EXERCISE BRIEF:
The line containing "Output a JSON" marks the start of the required copy, which runs to the final line of the entries; return those lines exactly, without any pictures.

(Dataset rows describing interfaces)
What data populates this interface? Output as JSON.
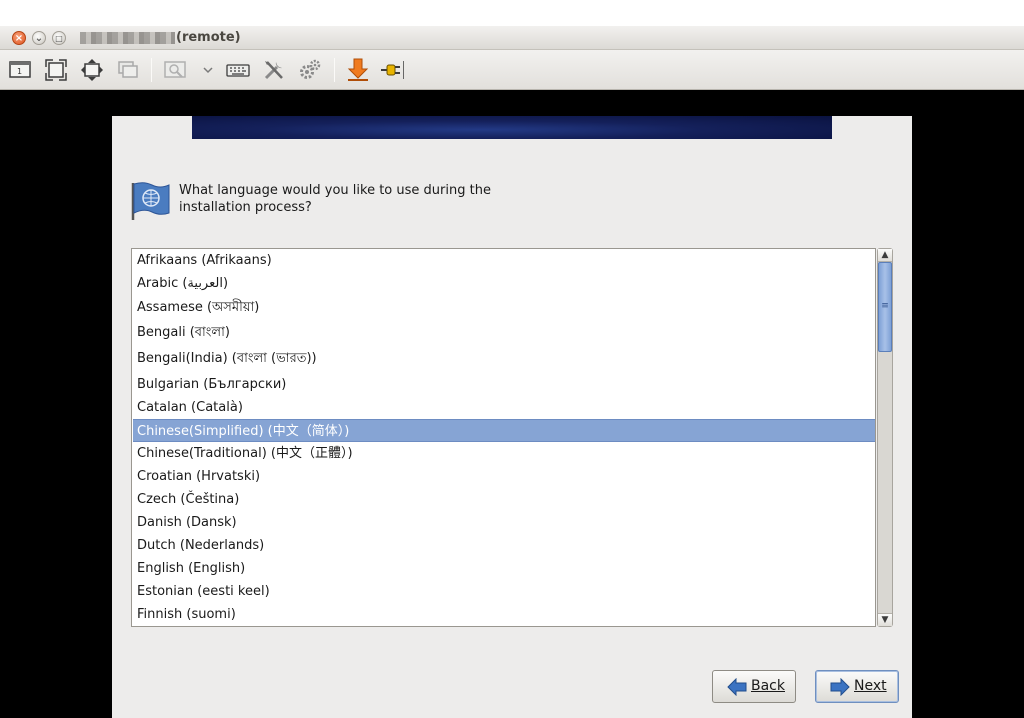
{
  "window": {
    "title_suffix": "(remote)",
    "buttons": {
      "close": "×",
      "minimize": "⌄",
      "maximize": "□"
    }
  },
  "toolbar": {
    "icons": [
      "screen-icon",
      "fullscreen-icon",
      "fit-window-icon",
      "scaled-icon",
      "zoom-icon",
      "dropdown-chevron-icon",
      "keyboard-icon",
      "preferences-icon",
      "gears-icon",
      "download-icon",
      "disconnect-icon"
    ]
  },
  "installer": {
    "question_line1": "What language would you like to use during the",
    "question_line2": "installation process?",
    "languages": [
      "Afrikaans (Afrikaans)",
      "Arabic (العربية)",
      "Assamese (অসমীয়া)",
      "Bengali (বাংলা)",
      "Bengali(India) (বাংলা (ভারত))",
      "Bulgarian (Български)",
      "Catalan (Català)",
      "Chinese(Simplified) (中文（简体）)",
      "Chinese(Traditional) (中文（正體）)",
      "Croatian (Hrvatski)",
      "Czech (Čeština)",
      "Danish (Dansk)",
      "Dutch (Nederlands)",
      "English (English)",
      "Estonian (eesti keel)",
      "Finnish (suomi)"
    ],
    "selected_language": "Chinese(Simplified) (中文（简体）)",
    "back_label": "Back",
    "next_label": "Next"
  },
  "colors": {
    "selection": "#86a4d4",
    "banner": "#14205a",
    "installer_bg": "#edeceb"
  }
}
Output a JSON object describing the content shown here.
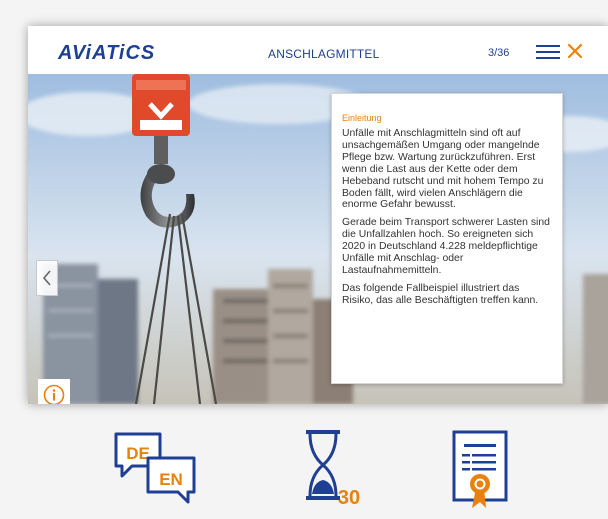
{
  "header": {
    "logo": "AViATiCS",
    "title": "ANSCHLAGMITTEL",
    "page": "3/36",
    "menu_icon": "hamburger-menu-icon",
    "close_icon": "close-icon"
  },
  "colors": {
    "brand_blue": "#1f3f94",
    "accent_orange": "#e9810e"
  },
  "card": {
    "heading": "Einleitung",
    "paragraphs": [
      "Unfälle mit Anschlagmitteln sind oft auf unsachgemäßen Umgang oder mangelnde Pflege bzw. Wartung zurückzuführen. Erst wenn die Last aus der Kette oder dem Hebeband rutscht und mit hohem Tempo zu Boden fällt, wird vielen Anschlägern die enorme Gefahr bewusst.",
      "Gerade beim Transport schwerer Lasten sind die Unfallzahlen hoch. So ereigneten sich 2020 in Deutschland 4.228 meldepflichtige Unfälle mit Anschlag- oder Lastaufnahmemitteln.",
      "Das folgende Fallbeispiel illustriert das Risiko, das alle Beschäftigten treffen kann."
    ]
  },
  "nav": {
    "prev_icon": "chevron-left-icon",
    "info_icon": "info-icon"
  },
  "tools": {
    "language": {
      "icon": "language-switch-icon",
      "from": "DE",
      "to": "EN"
    },
    "timer": {
      "icon": "hourglass-icon",
      "value": "30"
    },
    "certificate": {
      "icon": "certificate-icon"
    }
  }
}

ANSWER FOR THE TASK:
Output a JSON object describing the content shown here.
{
  "header": {
    "logo": "AViATiCS",
    "title": "ANSCHLAGMITTEL",
    "page": "3/36",
    "menu_icon": "hamburger-menu-icon",
    "close_icon": "close-icon"
  },
  "colors": {
    "brand_blue": "#1f3f94",
    "accent_orange": "#e9810e"
  },
  "card": {
    "heading": "Einleitung",
    "paragraphs": [
      "Unfälle mit Anschlagmitteln sind oft auf unsachgemäßen Umgang oder mangelnde Pflege bzw. Wartung zurückzuführen. Erst wenn die Last aus der Kette oder dem Hebeband rutscht und mit hohem Tempo zu Boden fällt, wird vielen Anschlägern die enorme Gefahr bewusst.",
      "Gerade beim Transport schwerer Lasten sind die Unfallzahlen hoch. So ereigneten sich 2020 in Deutschland 4.228 meldepflichtige Unfälle mit Anschlag- oder Lastaufnahmemitteln.",
      "Das folgende Fallbeispiel illustriert das Risiko, das alle Beschäftigten treffen kann."
    ]
  },
  "nav": {
    "prev_icon": "chevron-left-icon",
    "info_icon": "info-icon"
  },
  "tools": {
    "language": {
      "icon": "language-switch-icon",
      "from": "DE",
      "to": "EN"
    },
    "timer": {
      "icon": "hourglass-icon",
      "value": "30"
    },
    "certificate": {
      "icon": "certificate-icon"
    }
  }
}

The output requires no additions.